If you have not shot any film lately I recommend giving it a try. Even the failures (like light leaks) are exciting and educational. If you add a tripod and a cable release to your kit you should be able to get some stunningly detailed images out of just about any 120 film camera because of the large negative. Most of these old cameras do not have built in light meters and the shutter speed may not be very accurate anymore. Print film is pretty forgiving as long as you don’t underexpose it. Using the tripod and cable release will ensure that there is no camera movement even if the shutter on your camera is a little sticky. I usually test fire the shutter at least a dozen times before loading the film just to make sure it doesn’t get stuck in the open position or halfway open. You might be tempted to oil the shutter mechanism but don’t get oil on the shutter blades because the surface tension will prevent the shutter from working. The shutter needs to be dry and free from dust, oil or solvents.

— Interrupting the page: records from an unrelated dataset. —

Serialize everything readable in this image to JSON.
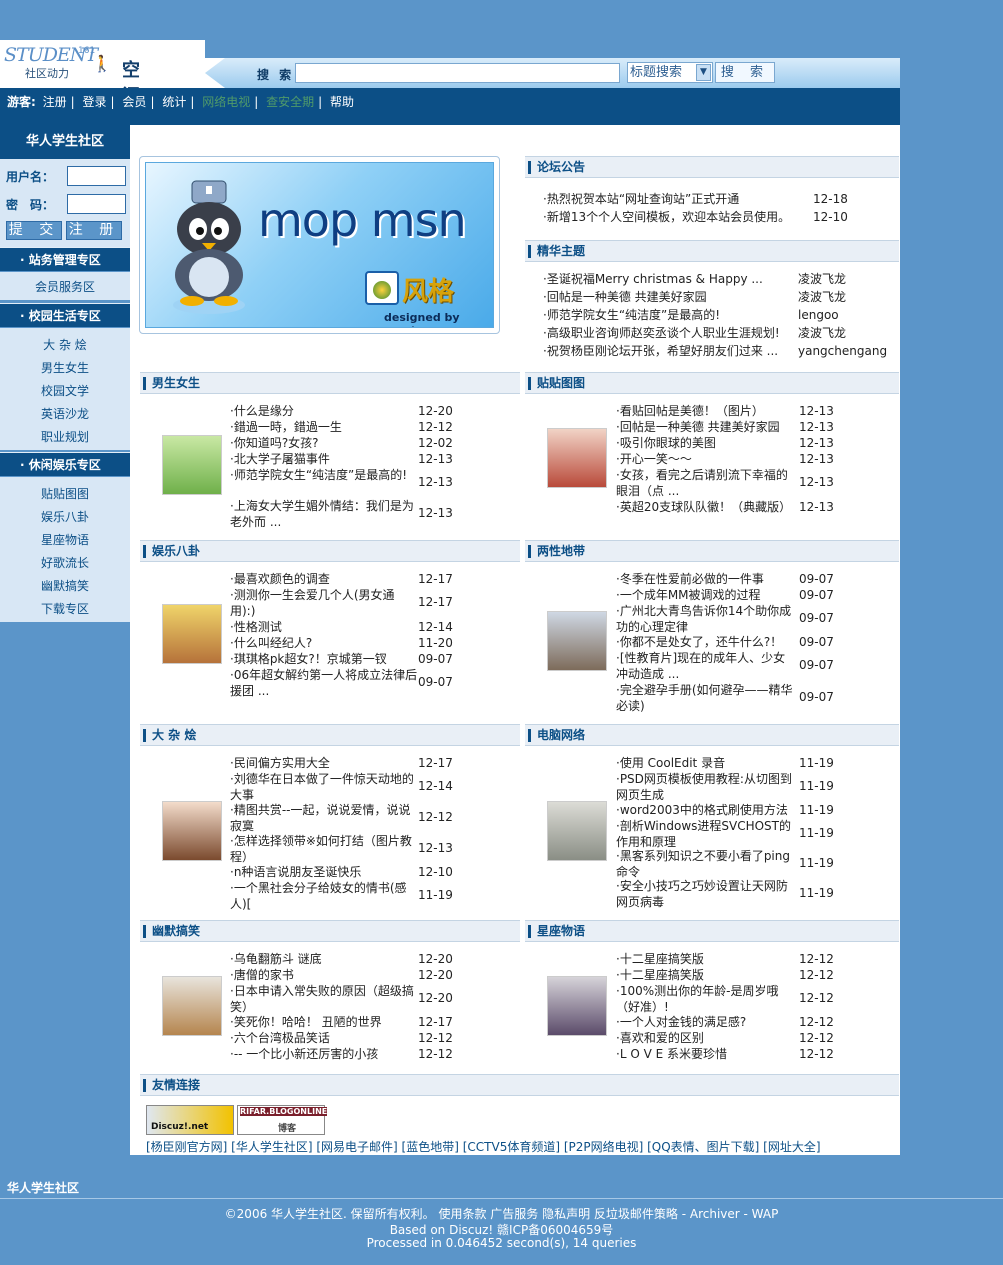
{
  "header": {
    "logo_main": "STUDENT",
    "logo_number": "161",
    "logo_sub": "社区动力",
    "logo_title": "空 间",
    "search_label": "搜 索",
    "search_value": "",
    "search_type": "标题搜索",
    "search_button": "搜 索"
  },
  "nav": {
    "guest": "游客:",
    "items": [
      "注册",
      "登录",
      "会员",
      "统计",
      "网络电视",
      "查安全期",
      "帮助"
    ]
  },
  "sidebar": {
    "title": "华人学生社区",
    "username_label": "用户名：",
    "password_label": "密　码：",
    "submit": "提 交",
    "register": "注 册",
    "zones": [
      {
        "title": "· 站务管理专区",
        "links": [
          "会员服务区"
        ]
      },
      {
        "title": "· 校园生活专区",
        "links": [
          "大 杂 烩",
          "男生女生",
          "校园文学",
          "英语沙龙",
          "职业规划"
        ]
      },
      {
        "title": "· 休闲娱乐专区",
        "links": [
          "贴贴图图",
          "娱乐八卦",
          "星座物语",
          "好歌流长",
          "幽默搞笑",
          "下载专区"
        ]
      }
    ]
  },
  "banner": {
    "text": "mop msn",
    "sub": "风格",
    "credit": "designed by mouter"
  },
  "sections": {
    "announce": {
      "title": "论坛公告",
      "rows": [
        {
          "t": "·热烈祝贺本站“网址查询站”正式开通",
          "d": "12-18"
        },
        {
          "t": "·新增13个个人空间模板，欢迎本站会员使用。",
          "d": "12-10"
        }
      ]
    },
    "featured": {
      "title": "精华主题",
      "rows": [
        {
          "t": "·圣诞祝福Merry christmas & Happy ...",
          "d": "凌波飞龙"
        },
        {
          "t": "·回帖是一种美德 共建美好家园",
          "d": "凌波飞龙"
        },
        {
          "t": "·师范学院女生“纯洁度”是最高的!",
          "d": "lengoo"
        },
        {
          "t": "·高级职业咨询师赵奕丞谈个人职业生涯规划!",
          "d": "凌波飞龙"
        },
        {
          "t": "·祝贺杨臣刚论坛开张，希望好朋友们过来 ...",
          "d": "yangchengang"
        }
      ]
    },
    "boys_girls": {
      "title": "男生女生",
      "rows": [
        {
          "t": "·什么是缘分",
          "d": "12-20"
        },
        {
          "t": "·錯過一時，錯過一生",
          "d": "12-12"
        },
        {
          "t": "·你知道吗?女孩?",
          "d": "12-02"
        },
        {
          "t": "·北大学子屠猫事件",
          "d": "12-13"
        },
        {
          "t": "·师范学院女生“纯洁度”是最高的!",
          "d": "12-13"
        },
        {
          "t": "·上海女大学生媚外情结：我们是为老外而 ...",
          "d": "12-13"
        }
      ]
    },
    "pictures": {
      "title": "贴贴图图",
      "rows": [
        {
          "t": "·看贴回帖是美德！（图片）",
          "d": "12-13"
        },
        {
          "t": "·回帖是一种美德 共建美好家园",
          "d": "12-13"
        },
        {
          "t": "·吸引你眼球的美图",
          "d": "12-13"
        },
        {
          "t": "·开心一笑～～",
          "d": "12-13"
        },
        {
          "t": "·女孩，看完之后请别流下幸福的眼泪（点 ...",
          "d": "12-13"
        },
        {
          "t": "·英超20支球队队徽！（典藏版）",
          "d": "12-13"
        }
      ]
    },
    "gossip": {
      "title": "娱乐八卦",
      "rows": [
        {
          "t": "·最喜欢颜色的调查",
          "d": "12-17"
        },
        {
          "t": "·测测你一生会爱几个人(男女通用):)",
          "d": "12-17"
        },
        {
          "t": "·性格测试",
          "d": "12-14"
        },
        {
          "t": "·什么叫经纪人?",
          "d": "11-20"
        },
        {
          "t": "·琪琪格pk超女?！京城第一钗",
          "d": "09-07"
        },
        {
          "t": "·06年超女解约第一人将成立法律后援团 ...",
          "d": "09-07"
        }
      ]
    },
    "gender": {
      "title": "两性地带",
      "rows": [
        {
          "t": "·冬季在性爱前必做的一件事",
          "d": "09-07"
        },
        {
          "t": "·一个成年MM被调戏的过程",
          "d": "09-07"
        },
        {
          "t": "·广州北大青鸟告诉你14个助你成功的心理定律",
          "d": "09-07"
        },
        {
          "t": "·你都不是处女了，还牛什么?！",
          "d": "09-07"
        },
        {
          "t": "·[性教育片]现在的成年人、少女冲动造成 ...",
          "d": "09-07"
        },
        {
          "t": "·完全避孕手册(如何避孕——精华必读)",
          "d": "09-07"
        }
      ]
    },
    "misc": {
      "title": "大 杂 烩",
      "rows": [
        {
          "t": "·民间偏方实用大全",
          "d": "12-17"
        },
        {
          "t": "·刘德华在日本做了一件惊天动地的大事",
          "d": "12-14"
        },
        {
          "t": "·精图共赏--一起，说说爱情，说说寂寞",
          "d": "12-12"
        },
        {
          "t": "·怎样选择领带※如何打结（图片教程）",
          "d": "12-13"
        },
        {
          "t": "·n种语言说朋友圣诞快乐",
          "d": "12-10"
        },
        {
          "t": "·一个黑社会分子给妓女的情书(感人)[",
          "d": "11-19"
        }
      ]
    },
    "computer": {
      "title": "电脑网络",
      "rows": [
        {
          "t": "·使用 CoolEdit 录音",
          "d": "11-19"
        },
        {
          "t": "·PSD网页模板使用教程:从切图到网页生成",
          "d": "11-19"
        },
        {
          "t": "·word2003中的格式刷使用方法",
          "d": "11-19"
        },
        {
          "t": "·剖析Windows进程SVCHOST的作用和原理",
          "d": "11-19"
        },
        {
          "t": "·黑客系列知识之不要小看了ping命令",
          "d": "11-19"
        },
        {
          "t": "·安全小技巧之巧妙设置让天网防网页病毒",
          "d": "11-19"
        }
      ]
    },
    "humor": {
      "title": "幽默搞笑",
      "rows": [
        {
          "t": "·乌龟翻筋斗 谜底",
          "d": "12-20"
        },
        {
          "t": "·唐僧的家书",
          "d": "12-20"
        },
        {
          "t": "·日本申请入常失败的原因（超级搞笑）",
          "d": "12-20"
        },
        {
          "t": "·笑死你！哈哈！ 丑陋的世界",
          "d": "12-17"
        },
        {
          "t": "·六个台湾极品笑话",
          "d": "12-12"
        },
        {
          "t": "·-- 一个比小新还厉害的小孩",
          "d": "12-12"
        }
      ]
    },
    "zodiac": {
      "title": "星座物语",
      "rows": [
        {
          "t": "·十二星座搞笑版",
          "d": "12-12"
        },
        {
          "t": "·十二星座搞笑版",
          "d": "12-12"
        },
        {
          "t": "·100%测出你的年龄-是周岁哦（好准）!",
          "d": "12-12"
        },
        {
          "t": "·一个人对金钱的满足感?",
          "d": "12-12"
        },
        {
          "t": "·喜欢和爱的区别",
          "d": "12-12"
        },
        {
          "t": "·L O V E 系米要珍惜",
          "d": "12-12"
        }
      ]
    },
    "friends": {
      "title": "友情连接",
      "logo1": "Discuz!.net",
      "logo2_top": "RIFAR.BLOGONLINE",
      "logo2_bottom": "博客",
      "links": "[杨臣刚官方网] [华人学生社区] [网易电子邮件] [蓝色地带] [CCTV5体育频道] [P2P网络电视] [QQ表情、图片下载] [网址大全]"
    }
  },
  "footer": {
    "title": "华人学生社区",
    "line1": "©2006 华人学生社区. 保留所有权利。  使用条款  广告服务  隐私声明  反垃圾邮件策略 - Archiver - WAP",
    "line2": "Based on Discuz!  赣ICP备06004659号",
    "line3": "Processed in 0.046452 second(s), 14 queries"
  },
  "colors": {
    "page_bg": "#5b95c9",
    "nav_bg": "#0c4f86",
    "sidebar_panel": "#d8e7f5"
  }
}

This is a recent shot from one of my other favorite cameras, the Brownie Hawkeye Flash. A lot of these old film cameras have other devoted followers that you can find by searching the group forums on web sites like www.flickr.com where you will find all sorts of useful information on how to clean up the cameras, load them with film or even modify them in ways you may never have imagined.